Gedumpt afval en plastic in het water

Industry and policymakers are not availing themselves enough of the available scientific knowledge when it comes to smarter ways of dealing with plastics. If they were to involve scientists more, scientific knowledge could make a more substantial contribution towards encouraging safe, sustainable use of plastics. This is the conclusion of a study carried out by the National Institute for Public Health and the Environment (RIVM) into the role of scientific knowledge in solving the plastic crisis. Hence RIVM is calling on scientists, businesses and policymakers to be more active when it comes to sharing knowledge and developing smart solutions together. The need for this is pressing, as the plastic problem is getting worse by the day. Plastics are persistent and are increasingly being found in our food and drinking water. Despite scientific evidence of the harm caused by plastics, production of harmful plastics is still on the rise. 

Untapped potential

RIVM studied the current contribution of scientific knowledge to efforts to make plastics safer and more sustainable. In that regard, the solution will not be limited to reducing plastics. After all, plastics prove to be the safest and most sustainable material (from a scientific point of view) in certain forms of use. The task for plastics is about more than just combating pollution; it is also about making the entire plastics chain safer and more sustainable. To be able to achieve this, a greater level of attention will need to be paid to improving risk assessment methodologies for various types of plastic and to sustainable design strategies, at the micro and macro scale. Hence RIVM is calling for better use of the available scientific knowledge and is making a number of proposals on how this knowledge could be given a more prominent role. This study forms part of RIVM’s own strategic research programme. 

Three recommendations to bolster the safety and sustainability of plastics

RIVM examined scientific literature to find solutions to the plastic crisis. Its three most significant recommendations are:

  1. Involve the costs to society of plastics in decision-making as standard: Henceforth, assessments should not be limited to just the risks of one material or one production process. They should also factor in the societal costs and benefits of plastic materials for humankind and the environment, with consideration being given to people, the environment and costs.
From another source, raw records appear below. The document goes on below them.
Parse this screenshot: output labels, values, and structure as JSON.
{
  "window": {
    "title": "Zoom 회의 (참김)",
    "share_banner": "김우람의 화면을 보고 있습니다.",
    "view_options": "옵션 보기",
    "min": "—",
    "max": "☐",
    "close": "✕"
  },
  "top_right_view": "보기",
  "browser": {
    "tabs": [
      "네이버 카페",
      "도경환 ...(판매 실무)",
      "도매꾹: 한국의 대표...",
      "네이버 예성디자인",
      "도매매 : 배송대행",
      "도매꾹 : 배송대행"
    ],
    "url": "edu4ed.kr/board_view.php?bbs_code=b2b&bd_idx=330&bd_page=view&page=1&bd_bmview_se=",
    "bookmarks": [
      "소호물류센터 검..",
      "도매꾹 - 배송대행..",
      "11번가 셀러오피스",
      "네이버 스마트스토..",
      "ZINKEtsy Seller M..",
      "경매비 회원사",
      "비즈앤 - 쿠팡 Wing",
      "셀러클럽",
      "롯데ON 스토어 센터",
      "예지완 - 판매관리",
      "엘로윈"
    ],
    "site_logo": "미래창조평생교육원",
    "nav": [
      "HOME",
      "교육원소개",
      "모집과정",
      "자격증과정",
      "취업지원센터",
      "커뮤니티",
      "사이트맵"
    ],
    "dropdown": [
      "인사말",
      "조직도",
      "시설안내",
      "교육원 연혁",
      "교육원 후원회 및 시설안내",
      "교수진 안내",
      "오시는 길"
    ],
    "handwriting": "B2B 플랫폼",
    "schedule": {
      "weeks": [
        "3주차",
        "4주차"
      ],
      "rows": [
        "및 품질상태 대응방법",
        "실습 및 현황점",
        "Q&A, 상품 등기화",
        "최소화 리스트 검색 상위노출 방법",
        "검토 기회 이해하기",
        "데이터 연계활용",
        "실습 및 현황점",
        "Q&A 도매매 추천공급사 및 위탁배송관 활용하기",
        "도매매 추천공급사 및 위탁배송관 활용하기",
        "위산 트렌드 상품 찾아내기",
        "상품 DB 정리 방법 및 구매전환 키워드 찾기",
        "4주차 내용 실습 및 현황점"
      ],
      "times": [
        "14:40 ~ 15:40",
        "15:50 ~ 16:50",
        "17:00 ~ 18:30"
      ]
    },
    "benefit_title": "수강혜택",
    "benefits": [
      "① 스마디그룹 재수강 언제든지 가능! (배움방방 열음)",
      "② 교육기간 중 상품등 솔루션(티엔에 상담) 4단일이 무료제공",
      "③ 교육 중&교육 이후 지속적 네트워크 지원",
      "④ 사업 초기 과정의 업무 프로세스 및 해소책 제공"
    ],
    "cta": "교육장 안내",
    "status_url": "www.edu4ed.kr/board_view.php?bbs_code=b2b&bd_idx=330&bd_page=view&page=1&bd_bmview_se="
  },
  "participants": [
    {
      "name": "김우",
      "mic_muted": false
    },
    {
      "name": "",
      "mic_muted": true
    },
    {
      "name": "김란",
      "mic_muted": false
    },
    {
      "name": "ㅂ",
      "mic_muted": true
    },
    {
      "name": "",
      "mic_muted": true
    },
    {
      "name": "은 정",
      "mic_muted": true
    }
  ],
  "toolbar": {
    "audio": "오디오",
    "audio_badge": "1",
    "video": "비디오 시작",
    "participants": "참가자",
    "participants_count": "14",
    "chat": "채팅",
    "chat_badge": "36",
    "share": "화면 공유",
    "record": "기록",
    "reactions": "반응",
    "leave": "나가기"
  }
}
This is also referred to as ‘true pricing’. 
  2. Factor the safety and sustainability of materials in to product design as standard: Consideration will need to be given to plastics in various uses for multiple life cycles in order to prevent future problems after recycling.
  3. Scholarly input and measurability of changes: Scientists should actively contribute to discussion of how societal system changes (safe, sustainable plastics) can be achieved and the changes should be rendered transparent and measurable.